The ceremony will be Webcast live, beginning at 7:30 p.m. Eastern, at [www.udel.edu/UMS/udlive].
As a Coast Guard captain, Brigham commanded the U.S. Coast Guard Cutter Polar Sea on a 1994 voyage from the Ross Ice Shelf in Antarctica to the North Pole. He currently is deputy director of the U.S. Arctic Research Commission.
The globe has previously been signed by more than 75 of the planet's most-celebrated explorers, including Amelia Earhart, Robert Peary, Roald Amundsen, Richard Byrd, John Glenn and Neil Armstrong.
According to tradition, a previous signer of the globe must introduce and “pass the pen” to Brigham. Fittingly, that past signer, Don Walsh, also has saltwater in his veins. Walsh, the first submersible pilot in the United States, entered the world's record books on Jan. 23, 1960, when he and Swiss scientist Jacques Piccard dived in the Navy bathyscaph Trieste to the deepest point in the ocean--nearly 7 miles underwater. The location was 35,840 feet beneath the surface of the Pacific in the Mariana Trench.

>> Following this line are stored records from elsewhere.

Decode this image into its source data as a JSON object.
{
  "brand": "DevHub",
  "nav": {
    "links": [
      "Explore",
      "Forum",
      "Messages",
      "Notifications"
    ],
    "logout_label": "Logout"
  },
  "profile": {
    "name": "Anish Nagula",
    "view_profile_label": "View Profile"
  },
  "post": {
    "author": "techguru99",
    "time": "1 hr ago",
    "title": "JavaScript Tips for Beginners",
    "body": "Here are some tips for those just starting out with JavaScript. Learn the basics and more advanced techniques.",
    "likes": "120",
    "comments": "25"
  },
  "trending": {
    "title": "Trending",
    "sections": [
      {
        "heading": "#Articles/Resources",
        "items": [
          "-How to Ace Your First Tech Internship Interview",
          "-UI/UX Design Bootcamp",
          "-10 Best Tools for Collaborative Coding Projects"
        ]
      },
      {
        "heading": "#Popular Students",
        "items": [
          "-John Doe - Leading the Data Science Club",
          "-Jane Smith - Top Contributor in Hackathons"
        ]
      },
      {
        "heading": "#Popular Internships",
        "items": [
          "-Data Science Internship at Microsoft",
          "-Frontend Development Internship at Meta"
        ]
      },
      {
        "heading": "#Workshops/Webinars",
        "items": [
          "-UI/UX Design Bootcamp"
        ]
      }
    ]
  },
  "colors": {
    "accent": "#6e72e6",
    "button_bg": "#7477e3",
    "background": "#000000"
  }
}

Also welcoming Brigham to the podium will be John Noble Wilford, who has served as science correspondent, assistant national news editor, and director of science news at The New York Times. Wilford is the winner of two Pulitzer prizes--for national reporting of science topics in 1984, and as part of a team effort reporting on the Challenger space shuttle explosion and its aftermath in 1987. He has been the author, coauthor or editor of eight books and has received numerous awards, including the Westinghouse Science Writing Award and two honorary doctorates.
The event will kick off UD's William S. Carlson International Polar Year Events, named in honor of the UD president from 1946-1950, who was a distinguished polar explorer.